Sometimes the throttle can also be stuck to a high idle position because of gunk and grime that gets either underneath it. Grime and sticky substances can also get inside the throttle cable and cause that to malfunction as well.
I had a CB650 that actually had both of these issues. I took apart the throttle on the right hand side and it was full of gunk and a strange stickiness. I cleaned that as well as squirted some oil down the throttle cable lining and there was a bunch of gunk that washed out.
If you have a fuel injected motorcycle, please note that most of these types of motorcycles briefly idle high right after it is started and then lowers. This is so the motorcycle can get up to operating temperature quickly. This is completely normal and is nothing to worry too much about.
The Risks Of Riding With A High Idle
If you notice your motorcycle is idling high, it’s important to quickly address the issues and keep that from happening because there are a few risks involved if you continue riding like that.
Having a high idle means the motorcycle is getting power but isn’t using it because it’s stopping itself due to either the brakes, it’s in neutral, or it’s in a low gear. The power that is building up with a high idle while riding can manifest itself at unexpected times.
For example, if you come to a stop on the road either in traffic or at a stop sign, letting off the break a little bit can take you a lot further than you want to go because there’s so much power building up. You may end up rear-ending someone or accidentally running a stop sign.
There are also risks involved with your motorcycle if you’re riding with a high idle. Your motorcycle may shift really hard in between gears and you may even hear a loud clunking noise.
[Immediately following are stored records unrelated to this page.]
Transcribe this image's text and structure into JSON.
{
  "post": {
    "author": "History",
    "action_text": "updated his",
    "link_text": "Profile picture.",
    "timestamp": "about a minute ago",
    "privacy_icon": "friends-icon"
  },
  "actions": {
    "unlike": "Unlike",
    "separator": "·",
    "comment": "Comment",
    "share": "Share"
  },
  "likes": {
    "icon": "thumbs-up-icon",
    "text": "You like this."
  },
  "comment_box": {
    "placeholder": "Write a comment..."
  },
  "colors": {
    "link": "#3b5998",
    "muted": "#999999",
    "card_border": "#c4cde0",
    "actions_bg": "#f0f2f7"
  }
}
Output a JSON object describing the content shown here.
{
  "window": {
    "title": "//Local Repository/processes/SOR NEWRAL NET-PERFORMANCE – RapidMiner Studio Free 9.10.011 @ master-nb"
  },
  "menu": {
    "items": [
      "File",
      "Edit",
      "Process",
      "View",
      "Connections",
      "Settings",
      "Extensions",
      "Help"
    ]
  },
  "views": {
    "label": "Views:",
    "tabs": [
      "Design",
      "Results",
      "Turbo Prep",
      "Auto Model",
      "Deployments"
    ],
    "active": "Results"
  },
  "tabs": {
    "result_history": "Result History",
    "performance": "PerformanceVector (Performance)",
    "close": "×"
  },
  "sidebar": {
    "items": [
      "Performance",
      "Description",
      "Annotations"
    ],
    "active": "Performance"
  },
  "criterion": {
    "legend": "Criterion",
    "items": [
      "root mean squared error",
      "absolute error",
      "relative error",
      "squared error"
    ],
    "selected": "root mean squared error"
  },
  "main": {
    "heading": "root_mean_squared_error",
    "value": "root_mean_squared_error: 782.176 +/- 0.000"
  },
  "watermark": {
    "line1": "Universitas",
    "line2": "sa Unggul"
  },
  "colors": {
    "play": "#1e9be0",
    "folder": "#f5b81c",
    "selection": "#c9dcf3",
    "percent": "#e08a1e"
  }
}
This can later cause issues with your transmission and clutch because a hard shift like that isn’t good for the gears.
What RPM’s Your Motorcycle Should Be At
Having your motorcycle maintaining the right RPM’s is vital for it’s health. A motorcycle shouldn’t be at constant high RPM’s because that will wear out the engine a lot faster as well as rattle your ears and everyone else’s around you.
In combustion engines, the idle speed is usually measured in revolutions per minute of the crankshaft, or RPM’s. A good idle speed will generate the right amount of power to get the motorcycle going then increase to whatever you’d like it to be as you get going down the road.
A healthy RPM for most motorcycles should be between 700 RPM’s – 1,000 RPM’s. Some motorcycles are a little different from each other, so be sure to check your owner’s manual to make sure. But usually you can tell by how it sounds. Any idle higher than 1,500 RPM’s is considered high and should be adjusted.
How To Prevent High Idle
A high idle on a motorcycle is one of those issues that can either slowly start to increase in intensity or it can completely surprise you with how high it is once your start up your motorcycle.
Some of the possible causes of a high idle are hard to prevent unless you are willing to look at every nut and bolt of your motorcycle routinely. The causes of a high idle are usually pretty easy to fix, so it’s usually no big deal when you find yourself having this issue.
One good practice to always pursue is maintaining the health of your throttle and throttle cable. Make sure these two items are always away from anything that could potentially spill on them and cause them to stick. Avoid parking under sappy trees or leaving your motorcycle out in the elements without a cover.
Why does a motorcycle lose power when accelerating? There are several reasons why a motorcycle loses power when accelerating. Some reasons include a broken carburetor spring, a vacuum leak, extra slack in the throttle cable, and poor timing advance. Click here to see my full list of why a motorcycle loses power when accelerating.
Does a motorcycle battery charge while idling? A motorcycle does charge it’s battery while it is running. The battery is what is used to start up the motorcycle and the stator is what keeps the motorcycle running while also charging the battery so the battery can continue to start the motorcycle in the future.